Only lines containing the string "rebar" belong in the answer; copy all of them from the entries.

━━━ INPUT ━━━

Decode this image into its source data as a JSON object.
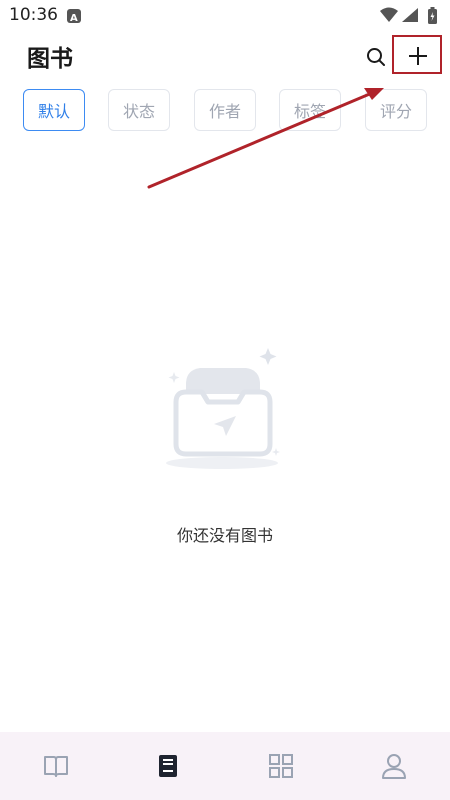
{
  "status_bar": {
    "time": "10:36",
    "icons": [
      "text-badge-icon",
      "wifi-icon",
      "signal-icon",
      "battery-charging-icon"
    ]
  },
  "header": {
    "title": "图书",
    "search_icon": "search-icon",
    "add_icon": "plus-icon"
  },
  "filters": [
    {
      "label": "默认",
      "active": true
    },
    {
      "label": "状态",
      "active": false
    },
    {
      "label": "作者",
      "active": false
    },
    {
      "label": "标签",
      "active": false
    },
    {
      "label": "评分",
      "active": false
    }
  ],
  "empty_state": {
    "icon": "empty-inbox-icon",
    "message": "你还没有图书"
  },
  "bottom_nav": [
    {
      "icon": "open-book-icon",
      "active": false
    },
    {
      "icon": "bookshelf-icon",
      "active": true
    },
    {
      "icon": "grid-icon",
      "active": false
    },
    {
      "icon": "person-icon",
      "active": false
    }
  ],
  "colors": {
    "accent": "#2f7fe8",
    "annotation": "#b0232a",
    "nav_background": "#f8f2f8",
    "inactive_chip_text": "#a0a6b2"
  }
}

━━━
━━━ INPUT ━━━

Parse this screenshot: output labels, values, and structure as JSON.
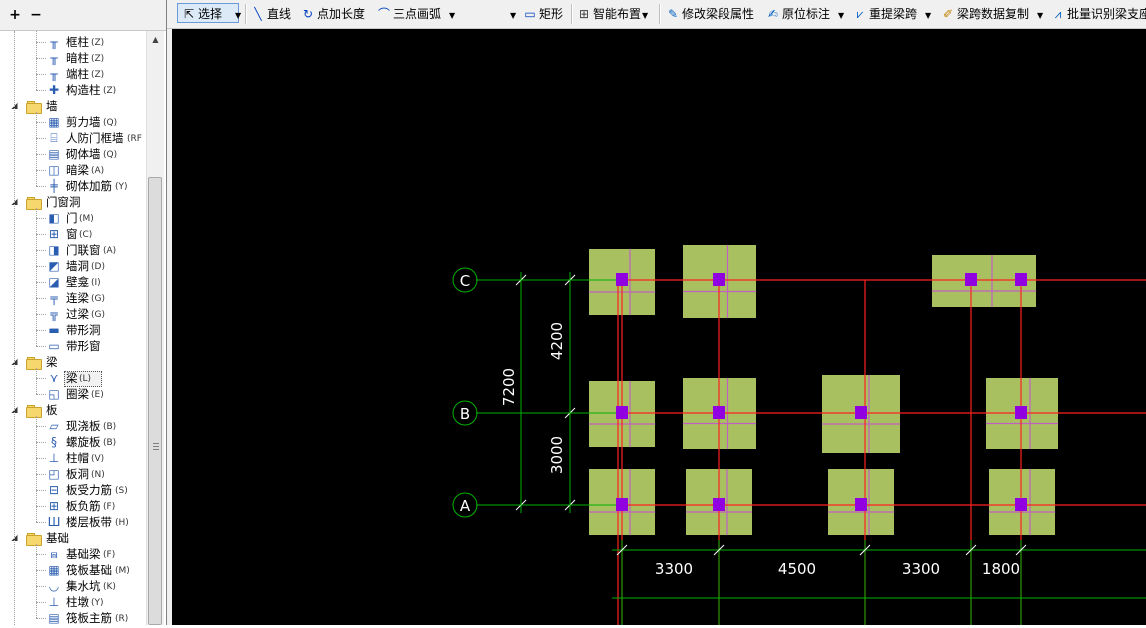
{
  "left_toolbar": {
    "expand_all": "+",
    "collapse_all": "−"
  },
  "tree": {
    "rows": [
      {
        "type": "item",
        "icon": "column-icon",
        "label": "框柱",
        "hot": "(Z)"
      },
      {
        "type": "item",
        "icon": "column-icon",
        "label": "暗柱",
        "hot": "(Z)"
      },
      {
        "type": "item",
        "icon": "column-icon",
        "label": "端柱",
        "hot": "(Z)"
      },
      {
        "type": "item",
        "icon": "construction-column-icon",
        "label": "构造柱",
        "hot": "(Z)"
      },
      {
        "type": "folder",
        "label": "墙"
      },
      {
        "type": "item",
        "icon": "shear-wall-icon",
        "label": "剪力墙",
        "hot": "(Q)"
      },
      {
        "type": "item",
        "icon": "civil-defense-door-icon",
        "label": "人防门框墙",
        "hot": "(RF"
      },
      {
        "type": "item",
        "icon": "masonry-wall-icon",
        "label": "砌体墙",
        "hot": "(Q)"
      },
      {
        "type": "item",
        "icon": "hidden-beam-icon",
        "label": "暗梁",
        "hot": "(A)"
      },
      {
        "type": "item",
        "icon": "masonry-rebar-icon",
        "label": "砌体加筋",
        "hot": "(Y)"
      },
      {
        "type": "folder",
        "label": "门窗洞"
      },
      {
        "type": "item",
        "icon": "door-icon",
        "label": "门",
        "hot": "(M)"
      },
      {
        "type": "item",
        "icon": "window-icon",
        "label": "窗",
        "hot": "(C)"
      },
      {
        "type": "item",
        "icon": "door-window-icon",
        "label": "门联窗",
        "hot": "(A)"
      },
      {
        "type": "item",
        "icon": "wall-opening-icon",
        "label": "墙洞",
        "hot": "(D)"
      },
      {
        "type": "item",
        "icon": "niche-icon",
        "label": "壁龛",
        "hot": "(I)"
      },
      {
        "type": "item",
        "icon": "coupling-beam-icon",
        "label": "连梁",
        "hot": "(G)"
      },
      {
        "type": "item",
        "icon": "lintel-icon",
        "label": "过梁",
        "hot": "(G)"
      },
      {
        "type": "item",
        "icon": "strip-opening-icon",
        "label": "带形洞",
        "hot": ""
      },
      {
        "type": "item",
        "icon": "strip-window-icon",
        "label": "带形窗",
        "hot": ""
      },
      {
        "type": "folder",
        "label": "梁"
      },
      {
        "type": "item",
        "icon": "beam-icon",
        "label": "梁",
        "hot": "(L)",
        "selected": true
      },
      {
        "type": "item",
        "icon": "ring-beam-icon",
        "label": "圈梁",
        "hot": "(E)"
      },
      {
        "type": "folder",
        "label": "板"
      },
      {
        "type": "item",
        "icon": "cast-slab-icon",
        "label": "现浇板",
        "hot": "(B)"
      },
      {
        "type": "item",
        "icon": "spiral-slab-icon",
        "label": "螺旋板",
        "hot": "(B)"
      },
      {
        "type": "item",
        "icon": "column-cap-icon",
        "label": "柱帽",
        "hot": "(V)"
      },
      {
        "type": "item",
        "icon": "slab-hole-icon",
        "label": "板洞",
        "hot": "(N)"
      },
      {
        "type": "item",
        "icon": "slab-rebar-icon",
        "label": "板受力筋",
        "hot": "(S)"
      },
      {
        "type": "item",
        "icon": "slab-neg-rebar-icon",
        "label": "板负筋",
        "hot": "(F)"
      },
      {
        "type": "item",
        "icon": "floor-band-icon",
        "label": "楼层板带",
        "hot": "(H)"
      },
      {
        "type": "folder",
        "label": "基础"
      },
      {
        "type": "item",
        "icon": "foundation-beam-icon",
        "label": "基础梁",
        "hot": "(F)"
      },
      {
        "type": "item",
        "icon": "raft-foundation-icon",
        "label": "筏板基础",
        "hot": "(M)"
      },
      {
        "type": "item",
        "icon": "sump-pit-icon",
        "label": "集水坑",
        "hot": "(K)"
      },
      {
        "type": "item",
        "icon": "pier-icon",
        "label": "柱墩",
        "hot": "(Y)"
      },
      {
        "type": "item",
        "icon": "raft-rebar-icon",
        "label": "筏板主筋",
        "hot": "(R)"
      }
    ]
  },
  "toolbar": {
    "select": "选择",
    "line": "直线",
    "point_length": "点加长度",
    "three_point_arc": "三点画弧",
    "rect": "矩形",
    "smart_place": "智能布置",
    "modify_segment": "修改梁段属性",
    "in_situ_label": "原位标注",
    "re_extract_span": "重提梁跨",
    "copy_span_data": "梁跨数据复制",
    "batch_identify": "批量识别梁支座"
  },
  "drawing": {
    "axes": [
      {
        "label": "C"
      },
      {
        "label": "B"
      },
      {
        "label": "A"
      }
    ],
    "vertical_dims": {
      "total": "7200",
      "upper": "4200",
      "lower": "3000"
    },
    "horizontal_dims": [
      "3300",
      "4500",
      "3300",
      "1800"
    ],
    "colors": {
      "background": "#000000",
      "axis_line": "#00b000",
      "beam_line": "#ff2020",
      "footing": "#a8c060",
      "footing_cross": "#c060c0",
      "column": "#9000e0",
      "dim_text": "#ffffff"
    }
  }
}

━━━

→ **RESPONSE TO THE EXERCISE**
        "icon": "masonry-rebar-icon",
        "icon": "slab-rebar-icon",
        "icon": "slab-neg-rebar-icon",
        "icon": "raft-rebar-icon",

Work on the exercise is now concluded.